According to another scholar, University of Tasmania professor of Asian Studies James Chin, institutional anti-Chinese racism has increased in Malaysia in recent years. He blames this on political Islam and Ketuanan Malayu Islam (Malay-Islamic supremacy) ideology.
“In the Malay political mindset, the social contract is taken to mean a quid pro quo agreement that provides non-Malays with citizenship in return for their recognition of Ketuanan Melayu,” Chin wrote in a 2022 paper published in the Political Quarterly. “Since then, many Malay leaders, including the Prime Minister, have used the supposed ‘social contract’ to stop debate on discrimination against the Chinese, arguing that what was ‘agreed’ at the time of independence is sacrosanct.”
Meanwhile, in Vancouver, various media outlets and B.C.’s human rights commissioner have linked a recent spike in anti-Chinese hatred to the pandemic, rather than irresponsible media coverage or demagoguery about foreigners buying local real estate.
The reality, however, is that the drumbeat of exaggerated commentary about foreign money pouring into the housing market—rather than a focus on sustained low interest rates, municipal zoning rules, and a shortage of housing units—set the stage for a spate of anti-Asian hate crimes in Metro Vancouver.
Snow in Midsummer reveals where all of this can lead. Sadly, those who need to see this film are probably the least likely to watch it.
Watch the trailer for Snow in Midsummer.
The Vancouver International Film Festival presents Snow in Midsummer at 9 p.m. on Wednesday (October 4) at the Cinematheque. It’s in Malay, Mandarin, Hokkien, and Cantonese with English subtitles.
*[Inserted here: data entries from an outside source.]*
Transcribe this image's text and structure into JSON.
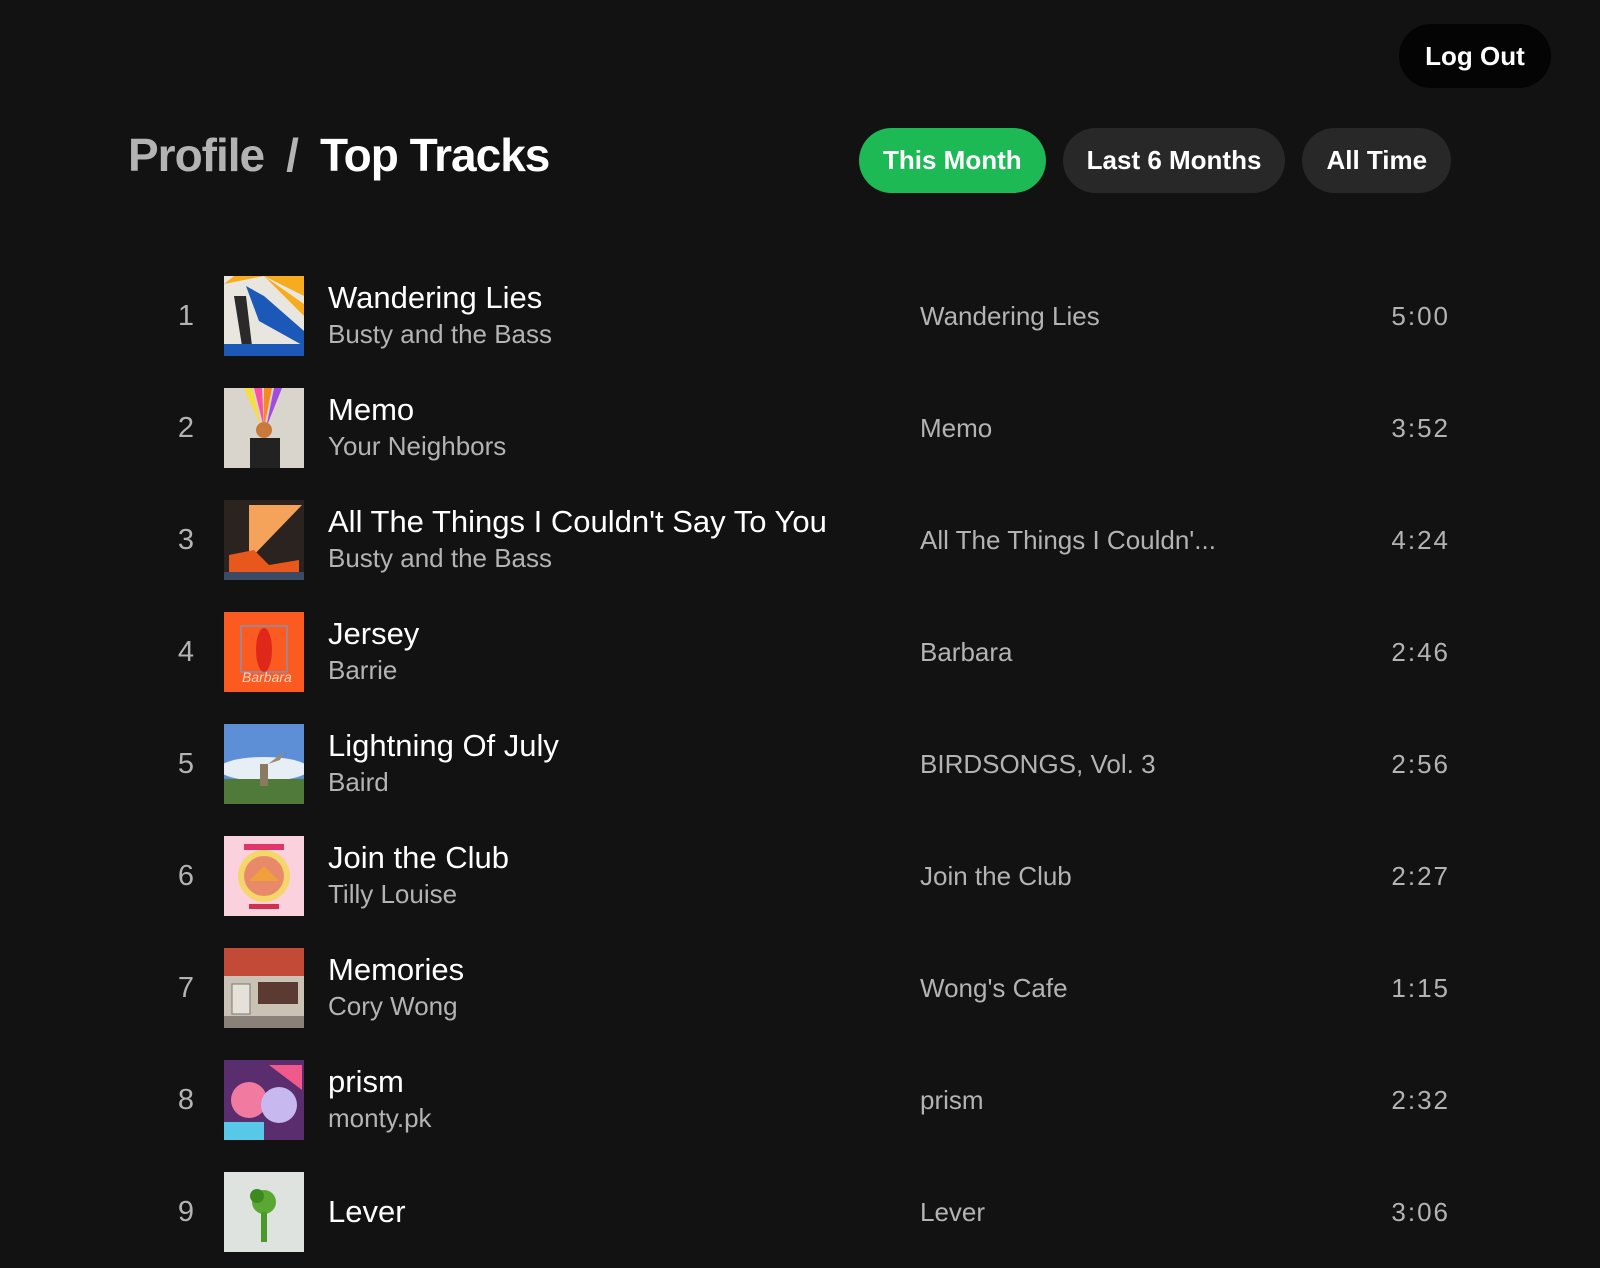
{
  "header": {
    "logout_label": "Log Out",
    "breadcrumb": {
      "parent": "Profile",
      "separator": "/",
      "current": "Top Tracks"
    }
  },
  "time_ranges": [
    {
      "label": "This Month",
      "active": true
    },
    {
      "label": "Last 6 Months",
      "active": false
    },
    {
      "label": "All Time",
      "active": false
    }
  ],
  "colors": {
    "accent": "#1db954",
    "background": "#121212",
    "muted_text": "#b3b3b3",
    "chip": "#282828"
  },
  "tracks": [
    {
      "rank": "1",
      "title": "Wandering Lies",
      "artist": "Busty and the Bass",
      "album": "Wandering Lies",
      "duration": "5:00",
      "cover": "wandering-lies"
    },
    {
      "rank": "2",
      "title": "Memo",
      "artist": "Your Neighbors",
      "album": "Memo",
      "duration": "3:52",
      "cover": "memo"
    },
    {
      "rank": "3",
      "title": "All The Things I Couldn't Say To You",
      "artist": "Busty and the Bass",
      "album": "All The Things I Couldn'...",
      "duration": "4:24",
      "cover": "all-the-things"
    },
    {
      "rank": "4",
      "title": "Jersey",
      "artist": "Barrie",
      "album": "Barbara",
      "duration": "2:46",
      "cover": "barbara"
    },
    {
      "rank": "5",
      "title": "Lightning Of July",
      "artist": "Baird",
      "album": "BIRDSONGS, Vol. 3",
      "duration": "2:56",
      "cover": "birdsongs"
    },
    {
      "rank": "6",
      "title": "Join the Club",
      "artist": "Tilly Louise",
      "album": "Join the Club",
      "duration": "2:27",
      "cover": "join-the-club"
    },
    {
      "rank": "7",
      "title": "Memories",
      "artist": "Cory Wong",
      "album": "Wong's Cafe",
      "duration": "1:15",
      "cover": "wongs-cafe"
    },
    {
      "rank": "8",
      "title": "prism",
      "artist": "monty.pk",
      "album": "prism",
      "duration": "2:32",
      "cover": "prism"
    },
    {
      "rank": "9",
      "title": "Lever",
      "artist": "",
      "album": "Lever",
      "duration": "3:06",
      "cover": "lever"
    }
  ]
}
For more information and tickets, visit the VIFF website. Follow Pancouver on Twitter @PancouverMedia and on Instagram @PancouverMedia.